Banks in many African countries still favour lending to governments and large companies, resulting in less finance for small and medium-sized enterprises (SMEs), according to Banking in Africa, published by the European Investment Bank on February 27.
Safaricom’s CEO Collymore stays, as parent Vodafone restructures holding
Bob Collymore will stay on as Safaricom Chief Executive for another year, with his contract now set to expire in August 2020.
This latest extension gives him time to complete several things, including finding new revenue streams for the Kenyan telecoms giant.
- Collymore’s tenure was set to end this August, and the search for his successor has already pitted the two largest shareholders – Vodacom and the Kenya Government – against each other.
“I had like nine months off last year and so I think we all just agreed that I owe the company another year,” Collymore told Reuters.
He said that he will also use the time to diversify revenue streams as “voice is flat, it is headed to its decline, data (showed) disappointing growth last year.”

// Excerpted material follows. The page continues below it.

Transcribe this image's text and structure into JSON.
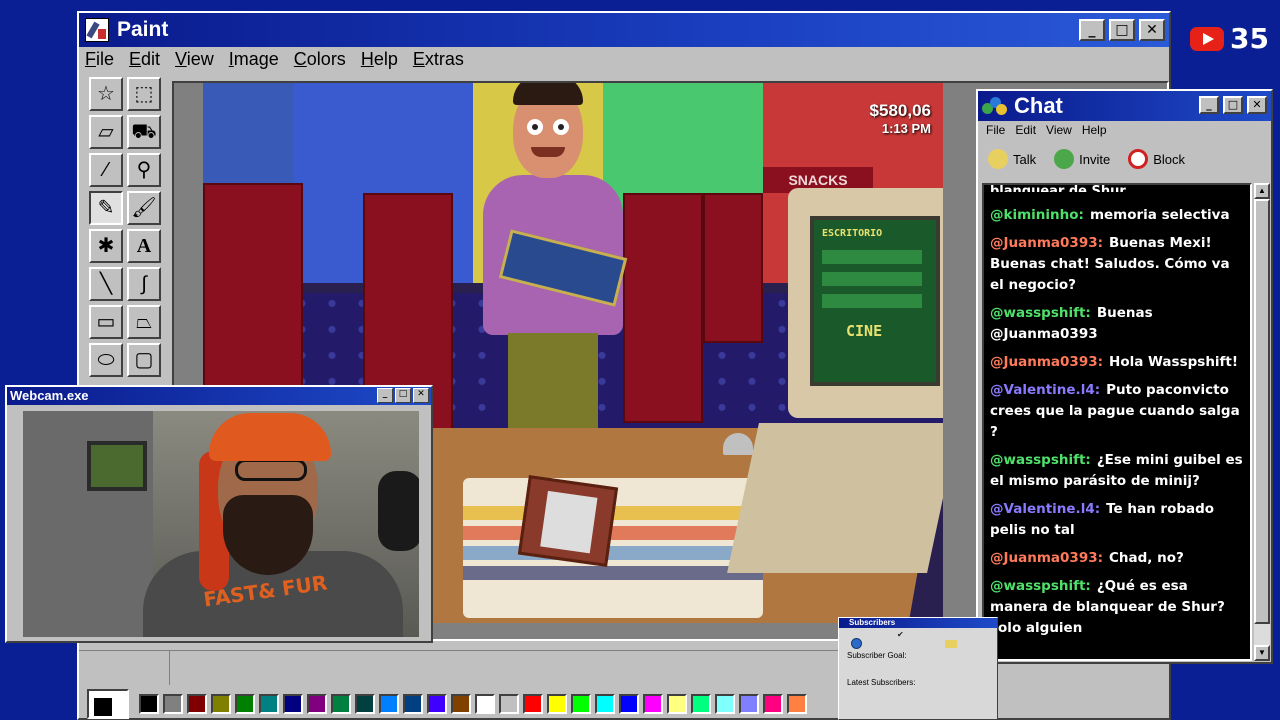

- He also announced that Safaricom is working on a joint venture with Vodacom Group to acquire the MPESA brand from Vodafone. The deal, when finalized, will cost the two companies $13.4 million.
- According to Collymore, acquiring the rights to MPESA will allow the partners to expand the platform’s footprint in Africa and develop more local products.
“We are watching Ethiopia closely because as we see the liberalization of the markets, both the mobile payments market, the telecoms market and the banking sector, we think there could be opportunities,” Collymore said.
- Speaking to The Africa Report in February, Collymore had said a successor should be, “Someone who understands the financial sector a lot more, if we are to occupy the fintech space, and someone who is not going to be scared of going into other markets.”
Vodacom Group also announced the acquisition when releasing its latest financial results two weeks ago.
The South African company acquired a 35% stake in Safaricom in May 2017, after a share swap with their common parent company, Vodafone.
In the deal, Vodafone transferred part of its indirect shareholding to Vodacom, retaining a 5% stake in Safaricom. It increased its shareholding in Vodacom from 65.0 percent to 69.7 percent.
Subsequent restructuring in South Africa reduced Vodafone’s shareholding to approximately 60.5 percent.
- The extensive restructuring is part of Vodafone’s efforts to make Vodacom Group its exclusive investment vehicle in Sub-Saharan Africa. A previous deal, signed in 2008, had excluded the Kenyan and Ghanaian markets where Vodafone already had subsidiaries.
Acquiring the rights to the brand will help both companies retain the revenue shares they currently pay Vodafone, and also open up new revenue streams. Safaricom currently pays 2 percent of its annual M-PESA revenue to Vodafone, while Vodacom pays 5 percent.
- Vodacom’s financial statements for the year ended 31st March 2019 showed that Safaricom contributed R.2.8 billion net profit. Vodacom Group now has 110 million customers, with 22 million of them in Safaricom, for its financial services across the group.
- “In South Africa, our profit before tax from Financial Services doubled to R1.0 billion, while M-Pesa revenue grew by 32.2% to R3.1 billion in our International operations and now makes up one-sixth (15.8%) of that portfolio’s entire service revenues” the company said in its statements.
In previous reports about the plan to enter the Ethiopian market, Safaricom would have provided back-end support and the technology, while Vodafone would license the MPESA brand to a bank, with Ethio Telecom carrying the service.
Bottom line: A joint venture by Safaricom and Vodacom gives them more wiggle room to make such decisions, as well as a greater share of future revenues.